I give my thoughts on the epilogue for this wave of the Marvel Cinematic Universe.(more…)
We have a new live-action manga adaptation in theaters. How did it turn out!
Altered Space is something of a horror film that isn’t quite a horror film. In a way, it’s difficult to describe – this is my first time watching a film by Ken Russell, but his reputation has preceded him. Specifically, his reputation for psychedelic, religious, and psychosexual imagery. All of those things are present in Altered Space in spades – with subject matter that is fundamentally horrific but is never presented in that manner. (more…)
“Blacksploitation”, is something I’d describe more as a cinematic movement more than a genre. This is because it spans just so many genres of cinema – action films, gangster movies, science fiction films, and horror movies – and sometimes even multiples at the same time. Such is the case with Sugar Hill. (more…)
Stray Dog is one of the earlier film noir styled films from Akira Kurosawa. It’s an interesting example of the genre, and it also makes for an interesting snapshot of post-war Japan. The premise has Toshiro Mifune playing a rookie homicide op whose weapon is stolen by a pickpocket while on the bus. The detective ends up being partnered with a veteran detective as they make their way through Tokyo’s underworld to find the gun. (more…)
I never really watched many western films with plots based around Native Americans when I was a kid. Not even The Searchers. I kinda knew, at a fundamental level, that most of those films had something of a simmering undercurrent of racism that would leave a bad taste in my mouth. Even after I got older, and started hearing people talking about The Searchers in particular as one of the best Westerns, if not one of the best films of all time, I couldn’t quite quell those lingering doubts. However, after much deliberation, this year I decided to get around to watching this movie. (more…)
His Girl Friday has aged poorly.
Let’s start off with the fundamental premise – Newspaperman Walter Burns (Cary Grant) has divorced from his reporter wife Hildy Johnson (Rosalind Russell) at some point prior to the beginning of the film. She’s stopped by the newspaper to announce that she’s remarrying, to insurance salesman Bruce Baldwin (Ralph Bellamy), and is going to leave reporting – having been burned out by the cynicism. However, this happens on the eve of the execution of a man named Earl Williams (John Qualen) for murder. (more…)
I missed Spider-Man Homecoming when it was initially in theaters – due to a combination of lack of time when I had the money, and a lack of money when I had the time. When I had both, the movie was out of theaters entirely. Ultimately, the film became my one gap in the MCU – the one film I hadn’t seen. Until now. (more…)
Magnificent Warriors is another of the early films in Michelle Yeoh’s career – made a little before Royal Warriors. As with Royal Warriors – the film has Michelle Yeoh in the lead, along with another male co-lead in a similar action role, and the third male lead being a comic relief character.
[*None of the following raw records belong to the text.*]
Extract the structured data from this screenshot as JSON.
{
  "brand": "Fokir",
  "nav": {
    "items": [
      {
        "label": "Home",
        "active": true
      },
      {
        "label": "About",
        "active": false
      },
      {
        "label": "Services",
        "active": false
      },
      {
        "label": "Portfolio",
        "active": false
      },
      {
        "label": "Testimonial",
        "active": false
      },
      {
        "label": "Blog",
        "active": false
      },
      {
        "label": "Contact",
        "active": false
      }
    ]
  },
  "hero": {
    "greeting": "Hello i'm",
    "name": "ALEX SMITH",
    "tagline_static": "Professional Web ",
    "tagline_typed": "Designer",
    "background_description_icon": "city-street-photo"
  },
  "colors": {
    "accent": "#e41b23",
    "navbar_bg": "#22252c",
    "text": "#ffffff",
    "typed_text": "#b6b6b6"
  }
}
However, that’s pretty much where the similarities end. (more…)
I saw Thor Ragnarok on opening weekend, and since we’ve had enough time to allow for some minor spoilers, I’m posting my immediate thoughts.
Please support my Patreon at http://www.patreon.com/countzeroor
Member of The Console Xplosion Network: http://www.theconsolexplosion.com/
Watch my Live-Streams on http://twitch.tv/countzeroor/
When 8 Bells Toll is a film that really feels like it desperately wants to be a Bond film, but doesn’t even remotely feel one – instead feeling a more conventional mystery thriller.
It’s been a while since I reviewed a martial arts film from Hong Kong, and even longer since I reviewed a film from Shaw Brothers. With Netflix including more and more of the Shaw Brothers filmography, now is as good a time as any to revisit the studio and their works. (more…)
Proxy War, along with the second film in the series, Hiroshima Deathmatch, are really where the Yakuza Papers series really kicks into high gear with showing the real nature of the Yakuza life. Where the sophomore film in the series introduced a new character, followed him through his induction into the yakuza, until his ultimate death, Proxy War returns us to following Bunta Sugawara’s character, Shozo Hirono, as factions within the old guard start playing the new generation of yakuza against each other, while Hirono himself tries to reconcile this current chain of events with the yakuza code of honor. (more…)
This week I’m reviewing a little known film from the Shaw Brothers. How little known is it? So unknown that I couldn’t find an IMDB page for this film! (more…)